At its two existing facilities in Illinois and Wisconsin, Marquis produces more than 500 million gallons of ethanol each year. The canceled facility would have added to that volume with a $500 million investment.
“Illinois government’s anti-business and high-tax policies will require us to pursue company expansions in surrounding states,” Marquis says, citing Senate Bill 1407, which would require construction contractors at refineries to be paid a prevailing wage if it passes by the end of May. Because contractors currently aren’t unionized at many of Illinois’ 14 ethanol refineries, labor costs are expected to rise if the bill passes without an amendment.
Alicia Martin, president of the Associated Builders and Contractors of Illinois, says some members of the Illinois Senate have joined her group in opposing S.B. 1407 unless it’s brought to the floor with an exemption for contracting companies that employ graduates of workforce development programs like ABC’s Community Builders Program.
The association’s program is a free, 12-week course geared to helping individuals with barriers to employment develop high-paying skills. ABC then provides career placements with construction firms such as Manhattan Mechanical in Manhattan, Ill., which does construction work for several refineries.
Like all of ABC’s member-contractors, Manhattan Mechanical is a merit shop construction company (non-union). Martin says the Community Builders Program placements start working at $18 an hour, with “nowhere to go but up.”
“Forcing prevailing wage on contracting groups is going to cut entry-level positions because they’ll cost more to employ,” she says. “There’s no way you can afford to pay someone in an entry-level position that hourly rate of pay. You’d instead focus on the more experienced.”
When refineries like BP Whiting in Indiana shut down for repairs, they call in craftspeople from surrounding states to make up a large enough specialized workforce — sometimes on the order of 4,000-plus people.
April Fowlkes from Aurora, Ill., has worked in Whiting and at other locations around the Midwest for the past three years through her job with Manhattan Mechanical. A graduate of the Community Builders Program, she says she’s already had five promotions and raises, bringing her into the six-figure range.
“I didn’t know anybody coming in here. I just came in and worked really hard, and somebody said, ‘I see that person right there; let’s give her a shot.’ So here I am, still making it happen,” Fowlkes says, adding that when she first attempted to break into construction by joining the Local 150, no one ever got back to her after she paid the fee.

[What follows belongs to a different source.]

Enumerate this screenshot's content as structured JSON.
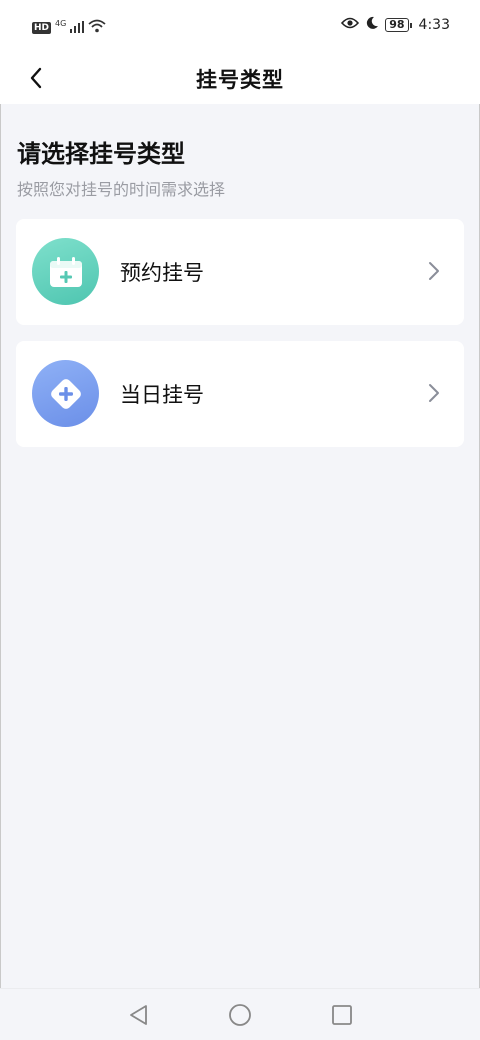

“One thing’s for sure — Manhattan Mechanical has plenty of work,” Fowlkes says. “I don’t have to worry about getting rained out and sent home, as opposed to what the union guys have to go through. I haven’t ever been sent home in three years, so I think I made the right choice.”
Headwinds for ethanol

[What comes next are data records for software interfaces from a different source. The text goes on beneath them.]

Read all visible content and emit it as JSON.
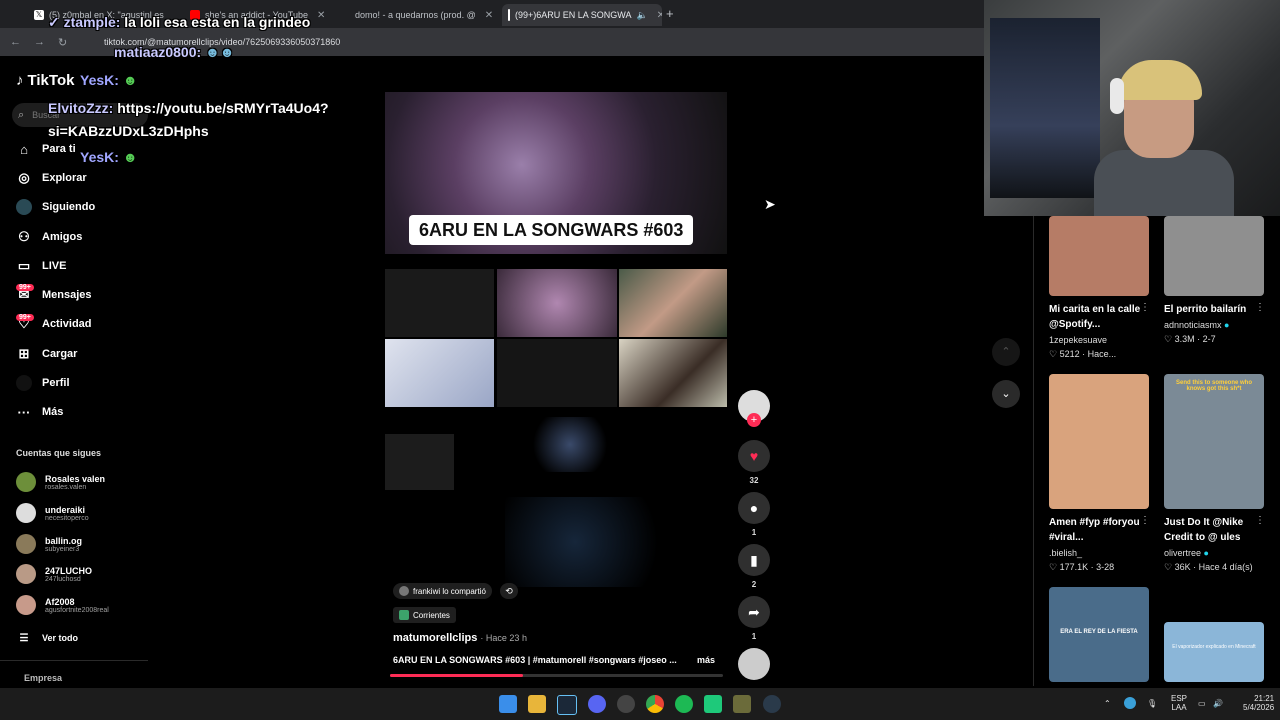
{
  "browser": {
    "tabs": [
      {
        "label": "(5) z0mbal en X: \"agustinl es",
        "favicon_color": "#000000"
      },
      {
        "label": "she's an addict - YouTube",
        "favicon_color": "#ff0000"
      },
      {
        "label": "domo! - a quedarnos (prod. @",
        "favicon_color": "#ff0000"
      },
      {
        "label": "(99+)6ARU EN LA SONGWA",
        "favicon_color": "#111111"
      }
    ],
    "url": "tiktok.com/@matumorellclips/video/7625069336050371860"
  },
  "chat_overlay": {
    "line1_user": "✓ ztample:",
    "line1_text": "la loli esa esta en la grindeo",
    "line2_user": "matiaaz0800:",
    "line3_user": "YesK:",
    "line4_user": "ElvitoZzz:",
    "line4_text": "https://youtu.be/sRMYrTa4Uo4?",
    "line4_text2": "si=KABzzUDxL3zDHphs",
    "line5_user": "YesK:"
  },
  "sidebar": {
    "logo": "TikTok",
    "search_placeholder": "Buscar",
    "nav": [
      {
        "label": "Para ti",
        "icon": "home-icon"
      },
      {
        "label": "Explorar",
        "icon": "compass-icon"
      },
      {
        "label": "Siguiendo",
        "icon": "following-icon"
      },
      {
        "label": "Amigos",
        "icon": "friends-icon"
      },
      {
        "label": "LIVE",
        "icon": "live-icon"
      },
      {
        "label": "Mensajes",
        "icon": "messages-icon"
      },
      {
        "label": "Actividad",
        "icon": "activity-icon"
      },
      {
        "label": "Cargar",
        "icon": "upload-icon"
      },
      {
        "label": "Perfil",
        "icon": "profile-icon"
      },
      {
        "label": "Más",
        "icon": "more-icon"
      }
    ],
    "badge_messages": "99+",
    "badge_activity": "99+",
    "following_title": "Cuentas que sigues",
    "following": [
      {
        "name": "Rosales valen",
        "handle": "rosales.valen"
      },
      {
        "name": "underaiki",
        "handle": "necesitoperco"
      },
      {
        "name": "ballin.og",
        "handle": "subyeiner3"
      },
      {
        "name": "247LUCHO",
        "handle": "247luchosd"
      },
      {
        "name": "Af2008",
        "handle": "agusfortnite2008real"
      }
    ],
    "see_all": "Ver todo",
    "company": "Empresa"
  },
  "video": {
    "title_overlay": "6ARU EN LA SONGWARS #603",
    "shared_by": "frankiwi lo compartió",
    "category": "Corrientes",
    "author": "matumorellclips",
    "time": "· Hace 23 h",
    "caption": "6ARU EN LA SONGWARS #603 | #matumorell #songwars #joseo ...",
    "more": "más",
    "progress": 0.4
  },
  "actions": {
    "likes": "32",
    "comments": "1",
    "saves": "2",
    "shares": "1"
  },
  "recommended": [
    {
      "title": "Mi carita en la calle @Spotify...",
      "user": "1zepekesuave",
      "meta": "♡ 5212 · Hace...",
      "color": "#b67c66"
    },
    {
      "title": "El perrito bailarín",
      "user": "adnnoticiasmx",
      "meta": "♡ 3.3M · 2-7",
      "color": "#8f8f8f"
    },
    {
      "title": "Amen #fyp #foryou #viral...",
      "user": ".bielish_",
      "meta": "♡ 177.1K · 3-28",
      "color": "#d9a37d"
    },
    {
      "title": "Just Do It @Nike Credit to @ ules",
      "user": "olivertree",
      "meta": "♡ 36K · Hace 4 día(s)",
      "color": "#7b8a96"
    },
    {
      "title": "",
      "user": "",
      "meta": "",
      "color": "#4a6c8a",
      "overlay": "ERA EL REY DE LA FIESTA"
    },
    {
      "title": "",
      "user": "",
      "meta": "",
      "color": "#8bb6d8",
      "overlay": "El vaporizador explicado en Minecraft"
    }
  ],
  "recommended_overlay_4": "Send this to someone who knows got this sh*t",
  "taskbar": {
    "lang": "ESP",
    "region": "LAA",
    "time": "21:21",
    "date": "5/4/2026"
  }
}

Domestic demand for gasoline is tightly tied to ethanol use. And the past two years of flat E10 consumption show demand in the U.S. is going downhill, not up, thanks to more fuel-efficient vehicles and piecemeal electric vehicle adoption, says University of Illinois agricultural economist Scott Irwin.
“If you’re stuck at 10% blends and you have a 26 billion-gallon decline in gasoline consumption, 2.6 billion gallons of that decline will be felt in the ethanol market,” Irwin says, adding that consumption is anticipated to fall that much by 2030 in government projections. “There’s still a lot of uncertainty in projecting gasoline use a decade out, but the message is, it’s declining.”

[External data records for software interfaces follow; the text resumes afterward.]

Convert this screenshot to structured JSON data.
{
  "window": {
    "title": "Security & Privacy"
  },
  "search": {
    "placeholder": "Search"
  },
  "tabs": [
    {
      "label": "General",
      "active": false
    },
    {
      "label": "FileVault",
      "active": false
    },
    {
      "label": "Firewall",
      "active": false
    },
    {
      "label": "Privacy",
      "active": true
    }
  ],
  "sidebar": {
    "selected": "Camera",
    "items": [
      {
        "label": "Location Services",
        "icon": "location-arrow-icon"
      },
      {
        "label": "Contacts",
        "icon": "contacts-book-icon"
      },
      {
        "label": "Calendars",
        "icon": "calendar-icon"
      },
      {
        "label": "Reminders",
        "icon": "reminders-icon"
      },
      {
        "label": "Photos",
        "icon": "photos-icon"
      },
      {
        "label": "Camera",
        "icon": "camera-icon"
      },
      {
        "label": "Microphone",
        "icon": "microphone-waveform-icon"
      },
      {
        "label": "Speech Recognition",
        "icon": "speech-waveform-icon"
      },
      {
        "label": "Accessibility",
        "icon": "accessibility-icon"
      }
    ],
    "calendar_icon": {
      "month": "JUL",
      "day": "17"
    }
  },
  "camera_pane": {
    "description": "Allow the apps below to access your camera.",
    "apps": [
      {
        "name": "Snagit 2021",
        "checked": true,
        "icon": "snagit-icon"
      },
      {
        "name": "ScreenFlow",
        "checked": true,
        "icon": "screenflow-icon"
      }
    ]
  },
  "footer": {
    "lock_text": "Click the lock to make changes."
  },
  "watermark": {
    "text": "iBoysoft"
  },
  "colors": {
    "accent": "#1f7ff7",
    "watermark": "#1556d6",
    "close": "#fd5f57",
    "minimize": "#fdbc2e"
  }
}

Irwin says ethanol’s only hope to grow as an industry is through more Americans driving with E15 rather than E10 fuel. However, while the blending economics of ethanol in 10% blends make it cost-competitive against fossil fuel-sourced aromatics used to increase octane, an extra 5% ethanol only increases octane by 1% — not enough to bump the fuel to a high enough octane to fetch a higher premium at the gas pump.
“That long-term outlook combined with the poor margins of the last 18 months makes it a pretty easy investment decision to look elsewhere when it comes to investing in ethanol,” Irwin concludes. “One way or another, it’s crucial for the ethanol industry to develop E15. That’s their only hope for expansion over the next decade.”